A year ago I was skeptical, but also uninformed about LSA/SP. That has changed as a result of what I have seen in my chapter (EAA1114, Apex, North Carolina), at the LSA Expo in Sebring, AERO in Germany, Sun 'n Fun and Oshkosh (Yep, I went to all of them I am a lucky man). LSA aircraft are very capable, modern and for the most part well designed and constructed. As an aerospace engineer (30 years) I think I am somewhat qualified to claim this. While the first "wave" of SP/LSA flyers appears to have been our older colleagues having issues with their flight physicals, the average age of SP pilots is clearly dropping. Our local SP flight school (Fantasy Air at KTTA) has a wall of pictures of new solo pilots. I'd put the average age at 40-45 years old. One hears the same across America. If there is one problem with LSA/SP, it is the continued misinformation among us old-timers. Thus we still lack SP instructors and shops that can work on the aircraft and engines, especially composite airframes and ROTAX/JABIRU powerplants. The market is reacting though - my son just finished the first phase of LSA and Rotax training at a nearby A&P school (BRCC, Weyer's Cave, Virginia) and the classes were filled to capacity soon after they were announced. He just returned from AirVenture and has started working at a local A&P shop.

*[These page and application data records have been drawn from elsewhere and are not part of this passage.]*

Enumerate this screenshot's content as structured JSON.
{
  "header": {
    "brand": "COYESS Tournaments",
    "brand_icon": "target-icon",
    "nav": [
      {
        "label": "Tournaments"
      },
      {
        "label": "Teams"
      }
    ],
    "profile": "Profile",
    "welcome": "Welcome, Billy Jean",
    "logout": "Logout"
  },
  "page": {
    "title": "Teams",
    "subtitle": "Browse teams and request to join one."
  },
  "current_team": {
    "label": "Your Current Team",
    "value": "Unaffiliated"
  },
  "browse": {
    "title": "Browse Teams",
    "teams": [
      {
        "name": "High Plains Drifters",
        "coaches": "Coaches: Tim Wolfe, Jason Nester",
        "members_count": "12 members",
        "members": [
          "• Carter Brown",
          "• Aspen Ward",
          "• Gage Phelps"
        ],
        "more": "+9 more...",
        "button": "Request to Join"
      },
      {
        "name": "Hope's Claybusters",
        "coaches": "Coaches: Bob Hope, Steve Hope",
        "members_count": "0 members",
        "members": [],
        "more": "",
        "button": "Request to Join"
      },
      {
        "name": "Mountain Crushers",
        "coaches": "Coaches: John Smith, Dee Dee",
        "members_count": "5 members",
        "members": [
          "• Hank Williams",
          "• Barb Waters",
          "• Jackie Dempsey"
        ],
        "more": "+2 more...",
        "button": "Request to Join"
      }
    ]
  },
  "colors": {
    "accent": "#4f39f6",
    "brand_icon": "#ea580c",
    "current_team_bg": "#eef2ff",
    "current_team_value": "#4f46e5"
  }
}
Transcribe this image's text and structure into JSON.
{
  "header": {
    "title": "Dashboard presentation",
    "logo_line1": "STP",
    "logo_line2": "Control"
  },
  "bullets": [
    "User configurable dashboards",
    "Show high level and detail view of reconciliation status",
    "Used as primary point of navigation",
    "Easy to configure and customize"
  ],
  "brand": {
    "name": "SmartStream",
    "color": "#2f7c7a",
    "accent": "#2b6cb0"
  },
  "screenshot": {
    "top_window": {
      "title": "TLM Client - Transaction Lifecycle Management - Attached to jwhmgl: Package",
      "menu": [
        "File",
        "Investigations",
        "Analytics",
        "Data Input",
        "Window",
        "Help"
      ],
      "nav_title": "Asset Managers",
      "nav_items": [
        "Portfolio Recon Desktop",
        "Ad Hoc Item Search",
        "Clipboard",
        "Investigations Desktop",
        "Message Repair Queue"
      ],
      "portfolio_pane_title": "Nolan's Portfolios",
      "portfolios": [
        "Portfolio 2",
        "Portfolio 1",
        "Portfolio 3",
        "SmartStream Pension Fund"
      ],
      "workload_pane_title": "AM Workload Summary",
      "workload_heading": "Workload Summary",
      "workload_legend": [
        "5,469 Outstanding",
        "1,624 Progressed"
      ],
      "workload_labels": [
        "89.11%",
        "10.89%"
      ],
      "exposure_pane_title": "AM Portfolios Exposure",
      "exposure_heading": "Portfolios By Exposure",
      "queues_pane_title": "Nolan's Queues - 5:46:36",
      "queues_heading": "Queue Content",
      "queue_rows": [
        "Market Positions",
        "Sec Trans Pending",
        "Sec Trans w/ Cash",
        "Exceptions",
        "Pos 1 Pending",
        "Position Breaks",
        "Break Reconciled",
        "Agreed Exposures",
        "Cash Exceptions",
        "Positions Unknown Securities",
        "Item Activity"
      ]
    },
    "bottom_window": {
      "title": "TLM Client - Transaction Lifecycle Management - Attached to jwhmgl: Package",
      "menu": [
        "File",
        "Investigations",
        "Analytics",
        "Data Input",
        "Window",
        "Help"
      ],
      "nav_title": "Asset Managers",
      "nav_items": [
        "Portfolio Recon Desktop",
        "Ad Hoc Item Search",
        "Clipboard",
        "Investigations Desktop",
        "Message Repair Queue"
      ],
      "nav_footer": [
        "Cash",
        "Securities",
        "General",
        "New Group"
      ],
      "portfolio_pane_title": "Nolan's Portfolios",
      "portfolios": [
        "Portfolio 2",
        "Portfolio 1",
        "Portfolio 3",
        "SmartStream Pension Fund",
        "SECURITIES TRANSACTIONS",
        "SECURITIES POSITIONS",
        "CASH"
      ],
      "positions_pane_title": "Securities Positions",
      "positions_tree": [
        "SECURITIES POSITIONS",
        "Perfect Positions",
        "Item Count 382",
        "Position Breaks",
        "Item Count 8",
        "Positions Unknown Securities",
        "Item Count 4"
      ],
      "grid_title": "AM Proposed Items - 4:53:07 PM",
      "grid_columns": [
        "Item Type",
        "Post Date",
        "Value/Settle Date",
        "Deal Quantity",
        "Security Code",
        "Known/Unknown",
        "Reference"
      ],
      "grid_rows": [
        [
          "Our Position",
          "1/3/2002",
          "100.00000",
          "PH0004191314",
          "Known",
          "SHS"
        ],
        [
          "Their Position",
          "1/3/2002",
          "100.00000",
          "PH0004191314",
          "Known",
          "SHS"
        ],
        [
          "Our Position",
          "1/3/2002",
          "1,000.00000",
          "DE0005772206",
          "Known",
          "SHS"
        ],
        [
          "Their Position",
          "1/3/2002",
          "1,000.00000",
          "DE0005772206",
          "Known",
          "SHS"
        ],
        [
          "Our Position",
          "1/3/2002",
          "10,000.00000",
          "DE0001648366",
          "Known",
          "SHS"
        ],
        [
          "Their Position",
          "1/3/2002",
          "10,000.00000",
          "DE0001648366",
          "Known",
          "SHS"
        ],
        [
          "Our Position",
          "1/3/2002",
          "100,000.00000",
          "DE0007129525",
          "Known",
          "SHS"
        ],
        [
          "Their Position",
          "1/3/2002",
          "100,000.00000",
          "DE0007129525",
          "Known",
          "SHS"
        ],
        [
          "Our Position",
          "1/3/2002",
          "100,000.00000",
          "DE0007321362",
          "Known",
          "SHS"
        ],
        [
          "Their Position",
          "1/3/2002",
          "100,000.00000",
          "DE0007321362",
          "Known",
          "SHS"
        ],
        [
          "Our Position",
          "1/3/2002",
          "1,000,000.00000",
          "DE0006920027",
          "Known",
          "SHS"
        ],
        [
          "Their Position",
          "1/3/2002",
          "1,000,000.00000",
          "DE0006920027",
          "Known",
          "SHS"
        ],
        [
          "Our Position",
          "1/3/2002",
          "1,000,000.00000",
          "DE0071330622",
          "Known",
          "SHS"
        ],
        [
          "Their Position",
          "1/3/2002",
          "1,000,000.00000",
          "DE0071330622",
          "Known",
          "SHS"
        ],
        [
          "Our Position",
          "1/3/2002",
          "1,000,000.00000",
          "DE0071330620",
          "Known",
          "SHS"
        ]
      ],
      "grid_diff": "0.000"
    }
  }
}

Sure there will be growth pains, but most of those who were instrumental in pushing this through (EAA, Dan Johnson, Tom Peghiny and others) appear to be pleasantly surprised with the rapid progress. I think it's one of the best developments in sport aviation in the past 30 years.

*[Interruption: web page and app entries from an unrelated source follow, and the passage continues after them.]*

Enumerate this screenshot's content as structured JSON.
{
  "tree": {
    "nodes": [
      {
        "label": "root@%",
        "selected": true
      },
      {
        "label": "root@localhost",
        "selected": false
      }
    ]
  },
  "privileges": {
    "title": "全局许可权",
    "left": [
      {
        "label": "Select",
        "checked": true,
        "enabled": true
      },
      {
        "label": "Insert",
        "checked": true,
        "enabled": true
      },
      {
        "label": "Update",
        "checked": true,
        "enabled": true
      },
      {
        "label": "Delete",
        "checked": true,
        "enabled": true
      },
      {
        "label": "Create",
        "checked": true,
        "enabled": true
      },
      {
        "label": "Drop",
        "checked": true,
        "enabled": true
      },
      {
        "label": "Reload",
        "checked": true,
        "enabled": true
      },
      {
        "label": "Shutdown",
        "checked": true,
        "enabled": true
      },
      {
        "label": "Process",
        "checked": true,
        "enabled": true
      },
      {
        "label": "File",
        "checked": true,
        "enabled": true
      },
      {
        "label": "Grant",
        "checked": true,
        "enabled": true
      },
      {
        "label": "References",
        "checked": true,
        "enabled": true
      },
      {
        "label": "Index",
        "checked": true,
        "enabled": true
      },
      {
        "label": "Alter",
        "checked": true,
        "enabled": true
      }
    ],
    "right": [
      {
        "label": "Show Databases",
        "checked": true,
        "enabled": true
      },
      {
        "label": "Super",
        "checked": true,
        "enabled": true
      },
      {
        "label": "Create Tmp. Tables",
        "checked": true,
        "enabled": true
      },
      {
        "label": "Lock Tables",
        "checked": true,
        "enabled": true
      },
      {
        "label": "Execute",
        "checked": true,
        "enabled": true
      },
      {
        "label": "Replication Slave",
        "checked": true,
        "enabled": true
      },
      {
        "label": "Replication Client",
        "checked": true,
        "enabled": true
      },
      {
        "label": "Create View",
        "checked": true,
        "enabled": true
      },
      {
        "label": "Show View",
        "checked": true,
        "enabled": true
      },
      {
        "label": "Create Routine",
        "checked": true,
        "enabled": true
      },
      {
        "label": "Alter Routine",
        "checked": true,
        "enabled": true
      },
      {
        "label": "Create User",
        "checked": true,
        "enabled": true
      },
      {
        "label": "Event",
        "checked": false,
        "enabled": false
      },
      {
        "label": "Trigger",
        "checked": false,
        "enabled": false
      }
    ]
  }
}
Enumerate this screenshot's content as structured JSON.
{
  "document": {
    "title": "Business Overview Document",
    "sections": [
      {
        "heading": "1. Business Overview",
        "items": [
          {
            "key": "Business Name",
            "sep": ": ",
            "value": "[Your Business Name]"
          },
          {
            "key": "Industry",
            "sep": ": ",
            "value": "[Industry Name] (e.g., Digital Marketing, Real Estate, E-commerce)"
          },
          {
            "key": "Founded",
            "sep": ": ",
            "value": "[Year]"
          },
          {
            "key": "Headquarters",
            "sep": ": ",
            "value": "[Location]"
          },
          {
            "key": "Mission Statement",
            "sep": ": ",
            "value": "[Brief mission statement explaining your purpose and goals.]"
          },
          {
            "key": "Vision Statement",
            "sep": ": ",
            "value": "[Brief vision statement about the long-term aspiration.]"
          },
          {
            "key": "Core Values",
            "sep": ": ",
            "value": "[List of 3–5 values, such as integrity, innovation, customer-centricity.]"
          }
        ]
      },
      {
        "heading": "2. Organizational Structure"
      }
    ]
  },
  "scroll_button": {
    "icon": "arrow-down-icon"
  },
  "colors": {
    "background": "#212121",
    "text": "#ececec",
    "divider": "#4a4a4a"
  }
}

EAA 1114 (president) EAA506 IAC19 VAA3
P.S. - Please say Hey to the nice mates at SAAA chapter one in Sydney for me if you know them. I spent a pleasant day with them a few years ago while on business travel in Oz.